Purpose: This study explores the relationships between social, demographic, and behavioral characteristics and self-reported carrying of a weapon to school among middle school students. The results provide a statistical profile of youth most likely to bring weapons to school and help to identify characteristics that are only spuriously related to this behavior.
Methods: Study respondents were part of an ongoing randomized evaluation of a school-based drug use prevention program in Illinois. Self-administered questionnaires were completed by 1,503 seventh and eighth graders in the spring of 1992.
Results: Fifteen percent of respondents brought some type of weapon to school in the past month. In a multivariate logistic regression model, being male, not living with both parents, not feeling close to parents, drinking heavily, participating in fights, damaging school property, and perceiving that at least a few other students brought weapons to school, were significantly associated with weapon carrying. Victimization and fear for safety in school were not significantly associated with weapon carrying in the multivariate model.
Conclusions: Study results suggest that both the structure and the dynamics of the family play an important role in weapon carrying behavior. Weapon carrying also appears to cluster with other deviant behaviors.
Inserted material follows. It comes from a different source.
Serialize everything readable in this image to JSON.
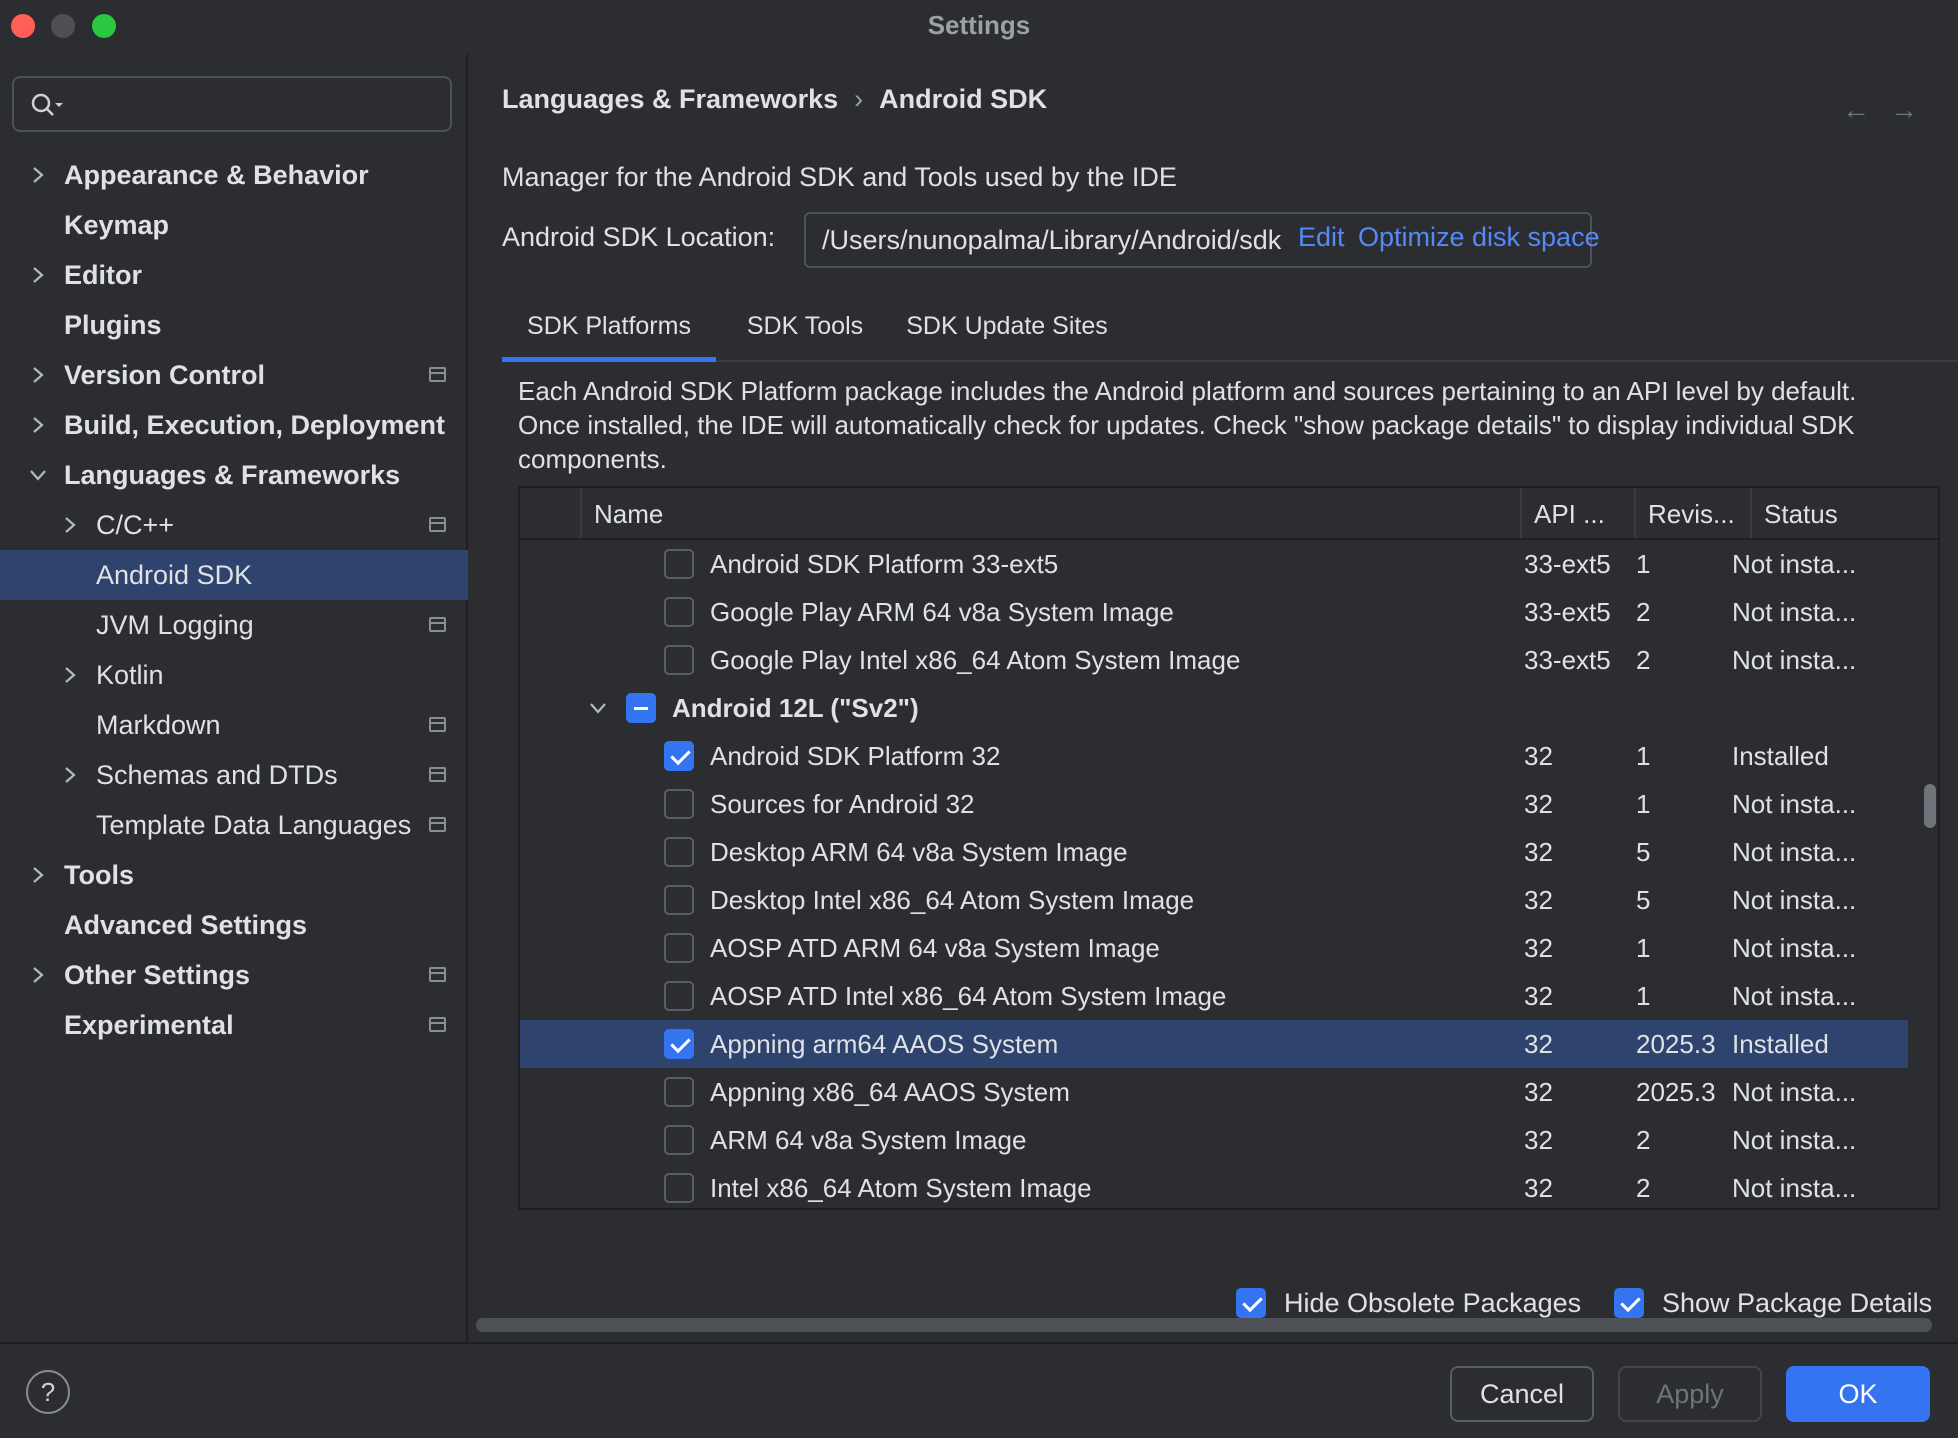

Furthermore, the findings suggest that weapons are not brought to school because of a heightened need for protection, but rather may be in response to normative influences in school.